LOD® – Leading Out of Drama® – is a really useful tool. “It is the vehicle for building compassionate accountability. It equips you with skills to transform the energy of conflict into meaningful contribution: every day, in every interaction, for powerful personal and professional development.” “Compassionate accountability engages the best in yourself and others for effective and lasting change. [It] helps to shift the framework for leadership, communication, and conflict.” LOD® provider manual
On top of that, the training was going to take place in Belgrade and I was excited at the prospect of visiting Serbia for the first time! I had started researching some of the cool sites to check out during my time there.
Then the lockdown took effect in Belgium on March 15, 2020! Of course, with the lockdown came the cancellation of my trip to Serbia. Such a shame!
Thankfully, Next Element, the company providing my certification program, was willing to be flexible and offered to do the whole process remotely.
It was a different but not unpleasant experience. I was the only one on the program, so I got a trainer all to myself and customized training. At first, finding the ideal location within our 3-bedroom apartment was a challenge. My husband, who is a teacher and the head of the High School drama department of an international school, was now working from home and teaching his classes online. My youngest daughter was forced to travel home from the UK as the lockdown became a certainty. Needless to say, our comfortably spacious living space seemed to get considerably smaller once all 3 of us needed to be online at the same time!

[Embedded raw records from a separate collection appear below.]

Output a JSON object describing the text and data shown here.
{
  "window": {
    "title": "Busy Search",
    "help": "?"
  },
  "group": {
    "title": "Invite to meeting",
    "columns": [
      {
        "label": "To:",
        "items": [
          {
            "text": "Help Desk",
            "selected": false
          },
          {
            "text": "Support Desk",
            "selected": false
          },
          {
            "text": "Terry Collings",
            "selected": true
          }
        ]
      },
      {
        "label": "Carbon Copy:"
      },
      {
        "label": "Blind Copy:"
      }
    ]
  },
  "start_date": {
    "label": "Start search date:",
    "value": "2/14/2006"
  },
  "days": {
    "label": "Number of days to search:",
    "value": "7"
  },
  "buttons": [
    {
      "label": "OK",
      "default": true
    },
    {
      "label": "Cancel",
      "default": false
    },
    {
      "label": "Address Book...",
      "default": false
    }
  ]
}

But the training went well, and my bedroom became an unexpected office. (I did manage to arrange the camera angle so only the white wall behind me was visible…)
What my trainer saw vs. where I actually was!
This training opened my eyes to behaviors in my own life that needed looking into. Defining the different drama roles we play, often unconsciously, and what they look like in everyday conversations is mind-boggling. I found out that I naturally tend towards “victim helping”, which I thought was “rescuer”. But shedding light on my own behavior helped me to make some healthy decisions and choices for growth and change. This tool has also shed some much-needed light on my everyday interactions and honed in my ability to detect the drama roles being played by people around me. I now have a practical solution to practice and use when I want to handle conflict in a healthy way. I am far from getting it right every time, but I know that practice is key.
I really enjoyed the experience of online training, being able to do the interactive exercises easily even if through a screen. It is a program I am excited to be able to share with my clients as I accompany them on their own journey of discovery.
L’histoire est remplie de nombreux exemples de nations qui sont entrées en guerre sur base de malentendu (prétexté ou réel). Les nations ne sont pas les seules à faire face aux conflits suite à des malentendus.
Nous en sommes tous témoins, en tant que victimes ou acteurs, que ce soit sur le lieu du travail, dans les relations entre couple ou entre parents et enfants.
Le coût des malentendus est immense, que ce soit en terme financier ou émotionnel.
Eviter ce genre de conflit revient souvent à éviter la mécommunication. La solution est d’entrer dans l’univers de nos interlocuteurs, de comprendre comment ils fonctionnent, d’apprendre à parler leurs langage et ainsi minimiser les malentendus et les conflits.